**What is expected:**
Write out each line from the data below that includes the word "Sonidos".

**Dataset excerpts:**

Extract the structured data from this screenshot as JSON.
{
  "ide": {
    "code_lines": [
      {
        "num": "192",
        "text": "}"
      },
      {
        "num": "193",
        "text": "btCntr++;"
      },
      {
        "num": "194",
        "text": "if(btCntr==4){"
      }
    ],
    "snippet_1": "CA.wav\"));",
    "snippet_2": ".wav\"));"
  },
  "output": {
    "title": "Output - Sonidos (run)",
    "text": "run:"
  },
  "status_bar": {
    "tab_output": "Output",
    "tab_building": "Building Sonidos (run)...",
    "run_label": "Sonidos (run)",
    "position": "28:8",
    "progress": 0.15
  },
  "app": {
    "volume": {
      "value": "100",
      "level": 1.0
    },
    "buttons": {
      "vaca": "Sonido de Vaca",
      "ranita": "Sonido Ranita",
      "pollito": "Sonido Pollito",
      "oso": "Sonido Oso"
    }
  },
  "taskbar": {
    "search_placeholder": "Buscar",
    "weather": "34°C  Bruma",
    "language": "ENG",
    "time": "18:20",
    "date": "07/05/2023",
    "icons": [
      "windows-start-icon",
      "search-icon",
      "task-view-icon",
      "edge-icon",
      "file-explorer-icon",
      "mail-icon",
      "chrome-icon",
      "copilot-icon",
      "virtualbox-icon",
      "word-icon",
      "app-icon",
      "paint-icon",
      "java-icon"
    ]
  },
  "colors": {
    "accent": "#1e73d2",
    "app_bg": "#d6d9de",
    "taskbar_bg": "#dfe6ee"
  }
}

**The completed task:**
    "title": "Output - Sonidos (run)",
    "tab_building": "Building Sonidos (run)...",
    "run_label": "Sonidos (run)",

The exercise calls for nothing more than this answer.